- “Heat from the auxiliary power unit and/or engine exhaust continue to damage the lawn under certain conditions,” GAO says in report
- NOTE: Bloomberg News reported last year that in one of the test flights the Marine One helicopter, without the president on board, left scorch marks on the White House lawn
- Program is studying solutions including aircraft design changes, lawn surface treatments and operational procedural changes to minimize landing zone risks, but that the Navy continues to consider it a “high-risk” problem, according to GAO
- Watchdog warns that a design change to address this problem may require modifications to helicopters already in production
- GAO says Navy program office reviewed its assessment and provided technical comments that were incorporated
- GAO says the effectiveness of the helicopter’s government-developed mission system for simultaneous secure voice and data communications “remains an area of concern”
- NOTE: The first in a $5b fleet of new Marine One helicopters, VH-92A is supposed to be ready to go into service by January 2021

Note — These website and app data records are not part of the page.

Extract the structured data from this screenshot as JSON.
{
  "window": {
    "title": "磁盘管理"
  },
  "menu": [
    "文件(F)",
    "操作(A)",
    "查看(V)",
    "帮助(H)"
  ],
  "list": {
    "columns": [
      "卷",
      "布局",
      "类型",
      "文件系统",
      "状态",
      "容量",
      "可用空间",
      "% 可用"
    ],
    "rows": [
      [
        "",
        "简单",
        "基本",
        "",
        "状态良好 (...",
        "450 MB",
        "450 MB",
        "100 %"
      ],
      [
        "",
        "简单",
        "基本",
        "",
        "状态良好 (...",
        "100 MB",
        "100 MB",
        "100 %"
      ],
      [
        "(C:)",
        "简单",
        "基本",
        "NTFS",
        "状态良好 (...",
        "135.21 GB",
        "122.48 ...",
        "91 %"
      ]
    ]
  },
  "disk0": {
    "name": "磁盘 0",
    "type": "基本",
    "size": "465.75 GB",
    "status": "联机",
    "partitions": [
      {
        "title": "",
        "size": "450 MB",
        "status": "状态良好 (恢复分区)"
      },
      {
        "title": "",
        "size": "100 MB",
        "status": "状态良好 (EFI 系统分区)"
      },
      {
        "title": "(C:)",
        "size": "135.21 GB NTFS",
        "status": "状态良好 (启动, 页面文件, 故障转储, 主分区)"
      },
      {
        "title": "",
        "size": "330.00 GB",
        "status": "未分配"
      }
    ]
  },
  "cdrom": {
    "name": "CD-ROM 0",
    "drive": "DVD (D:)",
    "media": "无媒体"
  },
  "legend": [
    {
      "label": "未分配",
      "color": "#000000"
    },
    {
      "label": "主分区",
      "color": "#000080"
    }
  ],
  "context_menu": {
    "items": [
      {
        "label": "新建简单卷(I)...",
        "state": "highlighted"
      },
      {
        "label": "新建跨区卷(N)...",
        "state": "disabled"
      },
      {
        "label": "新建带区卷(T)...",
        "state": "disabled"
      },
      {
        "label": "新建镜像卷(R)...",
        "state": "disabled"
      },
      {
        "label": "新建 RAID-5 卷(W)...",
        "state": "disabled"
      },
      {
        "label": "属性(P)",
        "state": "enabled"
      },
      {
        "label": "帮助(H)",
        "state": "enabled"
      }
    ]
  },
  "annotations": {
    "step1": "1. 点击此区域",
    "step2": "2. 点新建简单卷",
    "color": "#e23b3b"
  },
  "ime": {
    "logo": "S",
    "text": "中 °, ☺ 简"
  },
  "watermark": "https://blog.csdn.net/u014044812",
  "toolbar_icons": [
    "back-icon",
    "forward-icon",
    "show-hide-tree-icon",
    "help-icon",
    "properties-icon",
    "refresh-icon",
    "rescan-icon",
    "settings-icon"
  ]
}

- Navy plans to buy as many as 23 of the new aircraft at a cost of about $214m each